SOURCE MATERIAL ->
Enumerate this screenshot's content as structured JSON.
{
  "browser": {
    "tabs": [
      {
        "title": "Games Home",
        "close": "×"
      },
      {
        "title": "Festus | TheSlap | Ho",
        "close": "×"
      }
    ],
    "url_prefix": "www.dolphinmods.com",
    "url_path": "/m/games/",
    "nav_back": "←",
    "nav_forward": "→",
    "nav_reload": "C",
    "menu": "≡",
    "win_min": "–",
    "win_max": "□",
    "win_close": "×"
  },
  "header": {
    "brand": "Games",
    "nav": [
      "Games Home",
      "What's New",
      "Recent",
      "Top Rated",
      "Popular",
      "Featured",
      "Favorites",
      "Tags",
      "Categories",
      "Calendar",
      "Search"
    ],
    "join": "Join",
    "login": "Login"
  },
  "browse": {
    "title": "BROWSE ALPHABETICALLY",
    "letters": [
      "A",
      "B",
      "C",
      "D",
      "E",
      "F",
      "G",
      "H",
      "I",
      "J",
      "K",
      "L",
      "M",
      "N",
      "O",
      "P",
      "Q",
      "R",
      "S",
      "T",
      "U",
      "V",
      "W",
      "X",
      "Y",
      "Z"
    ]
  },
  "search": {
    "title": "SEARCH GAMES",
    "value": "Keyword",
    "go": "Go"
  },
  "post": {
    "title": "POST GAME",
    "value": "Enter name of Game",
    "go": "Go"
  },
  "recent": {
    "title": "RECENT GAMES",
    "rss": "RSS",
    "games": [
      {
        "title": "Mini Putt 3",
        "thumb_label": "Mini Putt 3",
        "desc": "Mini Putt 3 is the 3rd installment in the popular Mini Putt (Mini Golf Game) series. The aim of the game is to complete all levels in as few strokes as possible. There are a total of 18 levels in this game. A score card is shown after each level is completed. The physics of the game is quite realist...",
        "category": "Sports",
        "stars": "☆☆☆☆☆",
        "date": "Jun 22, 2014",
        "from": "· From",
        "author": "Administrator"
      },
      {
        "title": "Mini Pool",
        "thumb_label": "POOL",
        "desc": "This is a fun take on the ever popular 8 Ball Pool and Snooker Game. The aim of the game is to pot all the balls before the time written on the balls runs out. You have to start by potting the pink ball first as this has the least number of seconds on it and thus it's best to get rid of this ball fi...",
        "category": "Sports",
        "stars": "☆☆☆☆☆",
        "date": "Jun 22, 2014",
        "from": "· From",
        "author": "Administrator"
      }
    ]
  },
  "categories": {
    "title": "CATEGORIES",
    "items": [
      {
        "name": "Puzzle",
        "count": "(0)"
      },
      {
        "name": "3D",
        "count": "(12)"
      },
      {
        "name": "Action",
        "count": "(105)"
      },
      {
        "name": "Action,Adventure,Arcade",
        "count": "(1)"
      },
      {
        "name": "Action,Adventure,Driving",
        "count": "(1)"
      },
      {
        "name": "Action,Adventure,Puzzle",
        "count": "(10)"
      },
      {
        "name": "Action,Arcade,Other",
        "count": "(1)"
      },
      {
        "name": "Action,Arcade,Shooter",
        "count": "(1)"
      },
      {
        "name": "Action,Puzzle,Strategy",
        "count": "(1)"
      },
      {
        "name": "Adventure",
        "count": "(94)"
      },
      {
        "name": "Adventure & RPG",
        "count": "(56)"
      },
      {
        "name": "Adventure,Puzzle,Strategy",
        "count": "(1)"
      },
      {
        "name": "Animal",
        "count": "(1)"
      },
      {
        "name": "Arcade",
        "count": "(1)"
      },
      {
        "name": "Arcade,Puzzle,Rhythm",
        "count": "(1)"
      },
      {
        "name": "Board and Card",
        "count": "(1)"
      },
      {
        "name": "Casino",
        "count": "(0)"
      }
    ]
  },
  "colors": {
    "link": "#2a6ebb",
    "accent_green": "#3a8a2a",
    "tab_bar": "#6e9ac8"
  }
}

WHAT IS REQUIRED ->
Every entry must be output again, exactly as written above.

ANSWER FOR THIS EXERCISE ->
Enumerate this screenshot's content as structured JSON.
{
  "browser": {
    "tabs": [
      {
        "title": "Games Home",
        "close": "×"
      },
      {
        "title": "Festus | TheSlap | Ho",
        "close": "×"
      }
    ],
    "url_prefix": "www.dolphinmods.com",
    "url_path": "/m/games/",
    "nav_back": "←",
    "nav_forward": "→",
    "nav_reload": "C",
    "menu": "≡",
    "win_min": "–",
    "win_max": "□",
    "win_close": "×"
  },
  "header": {
    "brand": "Games",
    "nav": [
      "Games Home",
      "What's New",
      "Recent",
      "Top Rated",
      "Popular",
      "Featured",
      "Favorites",
      "Tags",
      "Categories",
      "Calendar",
      "Search"
    ],
    "join": "Join",
    "login": "Login"
  },
  "browse": {
    "title": "BROWSE ALPHABETICALLY",
    "letters": [
      "A",
      "B",
      "C",
      "D",
      "E",
      "F",
      "G",
      "H",
      "I",
      "J",
      "K",
      "L",
      "M",
      "N",
      "O",
      "P",
      "Q",
      "R",
      "S",
      "T",
      "U",
      "V",
      "W",
      "X",
      "Y",
      "Z"
    ]
  },
  "search": {
    "title": "SEARCH GAMES",
    "value": "Keyword",
    "go": "Go"
  },
  "post": {
    "title": "POST GAME",
    "value": "Enter name of Game",
    "go": "Go"
  },
  "recent": {
    "title": "RECENT GAMES",
    "rss": "RSS",
    "games": [
      {
        "title": "Mini Putt 3",
        "thumb_label": "Mini Putt 3",
        "desc": "Mini Putt 3 is the 3rd installment in the popular Mini Putt (Mini Golf Game) series. The aim of the game is to complete all levels in as few strokes as possible. There are a total of 18 levels in this game. A score card is shown after each level is completed. The physics of the game is quite realist...",
        "category": "Sports",
        "stars": "☆☆☆☆☆",
        "date": "Jun 22, 2014",
        "from": "· From",
        "author": "Administrator"
      },
      {
        "title": "Mini Pool",
        "thumb_label": "POOL",
        "desc": "This is a fun take on the ever popular 8 Ball Pool and Snooker Game. The aim of the game is to pot all the balls before the time written on the balls runs out. You have to start by potting the pink ball first as this has the least number of seconds on it and thus it's best to get rid of this ball fi...",
        "category": "Sports",
        "stars": "☆☆☆☆☆",
        "date": "Jun 22, 2014",
        "from": "· From",
        "author": "Administrator"
      }
    ]
  },
  "categories": {
    "title": "CATEGORIES",
    "items": [
      {
        "name": "Puzzle",
        "count": "(0)"
      },
      {
        "name": "3D",
        "count": "(12)"
      },
      {
        "name": "Action",
        "count": "(105)"
      },
      {
        "name": "Action,Adventure,Arcade",
        "count": "(1)"
      },
      {
        "name": "Action,Adventure,Driving",
        "count": "(1)"
      },
      {
        "name": "Action,Adventure,Puzzle",
        "count": "(10)"
      },
      {
        "name": "Action,Arcade,Other",
        "count": "(1)"
      },
      {
        "name": "Action,Arcade,Shooter",
        "count": "(1)"
      },
      {
        "name": "Action,Puzzle,Strategy",
        "count": "(1)"
      },
      {
        "name": "Adventure",
        "count": "(94)"
      },
      {
        "name": "Adventure & RPG",
        "count": "(56)"
      },
      {
        "name": "Adventure,Puzzle,Strategy",
        "count": "(1)"
      },
      {
        "name": "Animal",
        "count": "(1)"
      },
      {
        "name": "Arcade",
        "count": "(1)"
      },
      {
        "name": "Arcade,Puzzle,Rhythm",
        "count": "(1)"
      },
      {
        "name": "Board and Card",
        "count": "(1)"
      },
      {
        "name": "Casino",
        "count": "(0)"
      }
    ]
  },
  "colors": {
    "link": "#2a6ebb",
    "accent_green": "#3a8a2a",
    "tab_bar": "#6e9ac8"
  }
}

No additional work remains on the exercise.